AIM OF THE EXERCISE —
Across the records that follow, determine how many lines contain "Учет" and give only the resulting number.

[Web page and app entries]
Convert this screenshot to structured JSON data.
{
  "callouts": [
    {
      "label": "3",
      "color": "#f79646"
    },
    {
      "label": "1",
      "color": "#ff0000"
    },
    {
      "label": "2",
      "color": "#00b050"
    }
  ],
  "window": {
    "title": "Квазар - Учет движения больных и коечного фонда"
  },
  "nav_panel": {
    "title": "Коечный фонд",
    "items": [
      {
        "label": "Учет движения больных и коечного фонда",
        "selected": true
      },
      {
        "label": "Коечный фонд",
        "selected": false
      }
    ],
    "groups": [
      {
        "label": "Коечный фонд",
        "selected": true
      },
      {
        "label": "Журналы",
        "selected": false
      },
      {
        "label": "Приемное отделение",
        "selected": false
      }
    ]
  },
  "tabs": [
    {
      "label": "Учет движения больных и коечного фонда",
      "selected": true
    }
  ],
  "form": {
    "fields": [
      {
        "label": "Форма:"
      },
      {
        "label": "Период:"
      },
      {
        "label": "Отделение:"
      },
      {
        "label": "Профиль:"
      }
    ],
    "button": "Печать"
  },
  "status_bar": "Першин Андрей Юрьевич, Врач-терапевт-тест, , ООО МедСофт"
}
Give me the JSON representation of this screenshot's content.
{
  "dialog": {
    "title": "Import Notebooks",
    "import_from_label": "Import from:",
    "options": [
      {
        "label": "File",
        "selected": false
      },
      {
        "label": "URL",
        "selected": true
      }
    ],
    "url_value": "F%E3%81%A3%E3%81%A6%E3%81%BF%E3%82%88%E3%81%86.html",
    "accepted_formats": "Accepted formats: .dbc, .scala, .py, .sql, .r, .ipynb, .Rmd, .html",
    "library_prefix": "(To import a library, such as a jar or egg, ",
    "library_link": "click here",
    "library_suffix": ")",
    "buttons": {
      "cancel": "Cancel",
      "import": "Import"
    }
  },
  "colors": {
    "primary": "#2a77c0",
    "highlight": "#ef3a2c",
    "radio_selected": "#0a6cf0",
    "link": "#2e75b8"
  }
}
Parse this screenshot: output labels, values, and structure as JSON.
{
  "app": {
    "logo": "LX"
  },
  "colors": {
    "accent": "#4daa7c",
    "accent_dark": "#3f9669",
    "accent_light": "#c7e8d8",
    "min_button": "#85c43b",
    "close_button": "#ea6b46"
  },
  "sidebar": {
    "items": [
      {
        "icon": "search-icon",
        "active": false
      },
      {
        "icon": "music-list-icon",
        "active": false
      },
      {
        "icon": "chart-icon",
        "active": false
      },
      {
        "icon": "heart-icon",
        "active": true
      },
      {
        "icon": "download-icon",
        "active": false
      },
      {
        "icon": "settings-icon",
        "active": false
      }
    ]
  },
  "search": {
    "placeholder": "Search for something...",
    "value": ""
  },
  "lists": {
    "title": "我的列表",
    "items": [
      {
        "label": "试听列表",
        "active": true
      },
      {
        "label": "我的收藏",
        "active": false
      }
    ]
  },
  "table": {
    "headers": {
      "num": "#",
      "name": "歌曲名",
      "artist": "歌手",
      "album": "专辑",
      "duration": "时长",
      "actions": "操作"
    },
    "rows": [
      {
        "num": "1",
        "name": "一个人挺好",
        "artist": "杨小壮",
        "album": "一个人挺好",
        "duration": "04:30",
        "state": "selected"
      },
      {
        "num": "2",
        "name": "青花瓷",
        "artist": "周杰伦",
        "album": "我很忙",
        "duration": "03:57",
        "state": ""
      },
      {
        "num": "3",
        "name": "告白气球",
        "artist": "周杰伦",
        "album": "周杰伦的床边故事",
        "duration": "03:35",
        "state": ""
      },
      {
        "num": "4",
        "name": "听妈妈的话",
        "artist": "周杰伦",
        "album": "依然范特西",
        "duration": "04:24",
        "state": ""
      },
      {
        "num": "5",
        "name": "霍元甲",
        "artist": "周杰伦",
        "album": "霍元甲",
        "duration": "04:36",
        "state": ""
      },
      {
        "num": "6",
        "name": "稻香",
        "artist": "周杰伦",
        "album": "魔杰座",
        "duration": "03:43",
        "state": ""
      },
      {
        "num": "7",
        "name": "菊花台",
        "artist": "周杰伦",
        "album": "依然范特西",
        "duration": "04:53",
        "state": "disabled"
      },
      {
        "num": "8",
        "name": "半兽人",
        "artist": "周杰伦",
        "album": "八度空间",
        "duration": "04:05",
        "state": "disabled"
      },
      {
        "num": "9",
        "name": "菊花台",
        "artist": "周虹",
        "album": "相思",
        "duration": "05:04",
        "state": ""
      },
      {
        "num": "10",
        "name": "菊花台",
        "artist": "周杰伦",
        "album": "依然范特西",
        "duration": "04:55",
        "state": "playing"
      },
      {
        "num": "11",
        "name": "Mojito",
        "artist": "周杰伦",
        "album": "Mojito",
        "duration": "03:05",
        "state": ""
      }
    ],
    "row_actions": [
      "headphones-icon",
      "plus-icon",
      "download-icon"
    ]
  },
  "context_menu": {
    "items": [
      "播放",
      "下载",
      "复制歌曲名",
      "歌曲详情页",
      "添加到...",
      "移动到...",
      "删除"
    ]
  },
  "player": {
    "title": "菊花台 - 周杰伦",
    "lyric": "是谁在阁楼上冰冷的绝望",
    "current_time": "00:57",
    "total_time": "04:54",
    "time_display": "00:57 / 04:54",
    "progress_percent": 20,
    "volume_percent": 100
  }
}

WRITTEN REPLY —
3